Armor: August 8, 2000

Archives

MERKAVA: PLUSSES AND MINUSES: The Israeli Merkava tank is of an entirely different design concept from all other tanks in service, having the engine mounted in the front and being designed for crew survivability first. The tank is under-powered, but designed for use on the rocky Golan Heights were low speed is more common than fast dashes. An analysis by US officers assigned as liaisons to the Israelis note the following:

THE GOOD POINTS

@ It has modular armor, which is easily replaced when hit, and can be upgraded to keep tanks in service longer.

@ The roof-mounted 60mm mortar is a unique Israeli feature that no one else has been sensible enough to copy.

@ The laser warning receivers are very effective.

@ The suspension provides a stable firing platform and increased protection against chemical-energy weapons.

@ The unique space in the rear provides the ability to ferry infantry or carry parts of a battalion staff.

@ Merkava has a lower thermal signature than other tanks due to the way the exhaust from the front-mounted engine is ducted.

@ The gunner or tank commander can fire the coaxial machinegun at the same time as the main gun, or separately.
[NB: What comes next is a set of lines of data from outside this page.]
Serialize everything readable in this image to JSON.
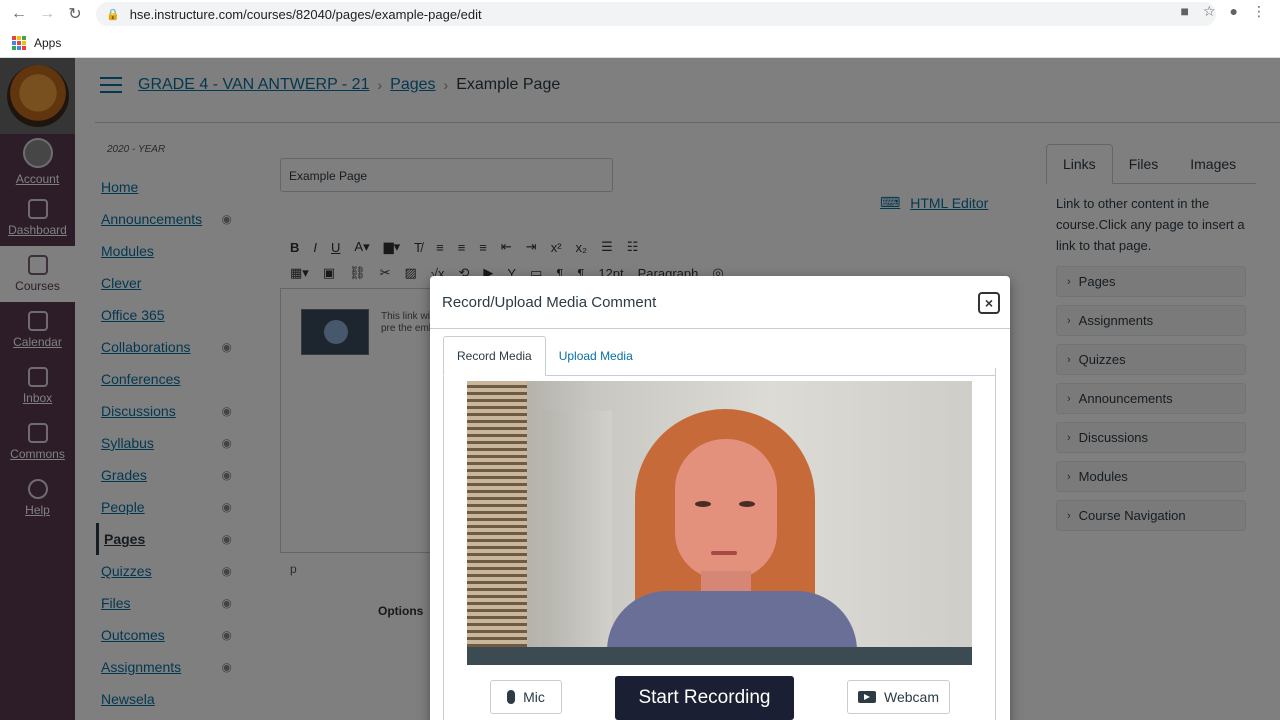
{
  "browser": {
    "url": "hse.instructure.com/courses/82040/pages/example-page/edit",
    "bookmarks_apps": "Apps"
  },
  "global_nav": {
    "items": [
      {
        "label": "Account"
      },
      {
        "label": "Dashboard"
      },
      {
        "label": "Courses"
      },
      {
        "label": "Calendar"
      },
      {
        "label": "Inbox"
      },
      {
        "label": "Commons"
      },
      {
        "label": "Help"
      }
    ]
  },
  "breadcrumb": {
    "course": "GRADE 4 - VAN ANTWERP - 21",
    "section": "Pages",
    "current": "Example Page"
  },
  "course_nav": {
    "term": "2020 - YEAR",
    "items": [
      {
        "label": "Home"
      },
      {
        "label": "Announcements"
      },
      {
        "label": "Modules"
      },
      {
        "label": "Clever"
      },
      {
        "label": "Office 365"
      },
      {
        "label": "Collaborations"
      },
      {
        "label": "Conferences"
      },
      {
        "label": "Discussions"
      },
      {
        "label": "Syllabus"
      },
      {
        "label": "Grades"
      },
      {
        "label": "People"
      },
      {
        "label": "Pages"
      },
      {
        "label": "Quizzes"
      },
      {
        "label": "Files"
      },
      {
        "label": "Outcomes"
      },
      {
        "label": "Assignments"
      },
      {
        "label": "Newsela"
      }
    ]
  },
  "editor": {
    "title_value": "Example Page",
    "html_editor_label": "HTML Editor",
    "font_size": "12pt",
    "block_format": "Paragraph",
    "snippet_text": "This link with a pre the embe",
    "path_label": "p",
    "options_label": "Options"
  },
  "right_panel": {
    "tabs": [
      "Links",
      "Files",
      "Images"
    ],
    "description": "Link to other content in the course.Click any page to insert a link to that page.",
    "items": [
      "Pages",
      "Assignments",
      "Quizzes",
      "Announcements",
      "Discussions",
      "Modules",
      "Course Navigation"
    ]
  },
  "modal": {
    "title": "Record/Upload Media Comment",
    "close_label": "×",
    "tabs": [
      "Record Media",
      "Upload Media"
    ],
    "mic_label": "Mic",
    "record_label": "Start Recording",
    "webcam_label": "Webcam"
  }
}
Since the computer controls the main gun, firing both together may well result in the machinegun rounds falling short.

@ There is a television system to provide an improved view outside of a buttoned-up tank.


@ If the intercom fails, the tank commander can use switches to control lights in the driver's compartment, indicating if he should go right, left, reverse, faster, or slower.


@ The moving target indicator can enable the gun to hit a helicopter at 3000m 80% of the time (least, in the simulators).

THE BAD POINTS

@ Merkava is grossly underpowered. It accelerates slowly, even more so on inclines. The Merkava-IV, with its 1400hp German diesel, may approach the mobility of other tanks.


@ The Israelis selected electric turret rotation to enhance crew safety, but this came at a cost of a slow slew rate. It takes Merkava a full 12 seconds for 360-degree rotation, three times as long as the American Abrams. The hydraulic system on the Abrams, being newer technology, is equally safe. 

@ The 49 rounds of ammunition in the rear compartment cannot be carried if the compartment is used for infantry, as the racks must be removed to make space. These rounds cannot be moved to the turret unless the turret is rotated to dead ahead.


@ While the auto-tracking system is effective, Israeli tanks without it had often defeated Merkavas in gunner competitions, indicating that a well-drilled crew can achieve the same results as technology. --Stephen V Cole


 


Article Archive

Armor: Current 2018 2017 2016 2015 2014 2013 2012 2011 2010 2009 2008 2007 2006 2005 2004 2003 2002 2001 2000 1999 


X

ad
0
20

Help Keep Us Soaring

We need your help! Our subscription base has slowly been dwindling. We need your help in reversing that trend. We would like to add 20 new subscribers this month.

Each month we count on your subscriptions or contributions. You can support us in the following ways:

  1. Make sure you spread the word about us. Two ways to do that are to like us on Facebook and follow us on Twitter.
  2. Subscribe to our daily newsletter. We’ll send the news to your email box, and you don’t have to come to the site unless you want to read columns or see photos.
  3. You can contribute to the health of StrategyPage. A contribution is not a donation that you can deduct at tax time, but a form of crowdfunding. We store none of your information when you contribute..
Subscribe   Contribute   Close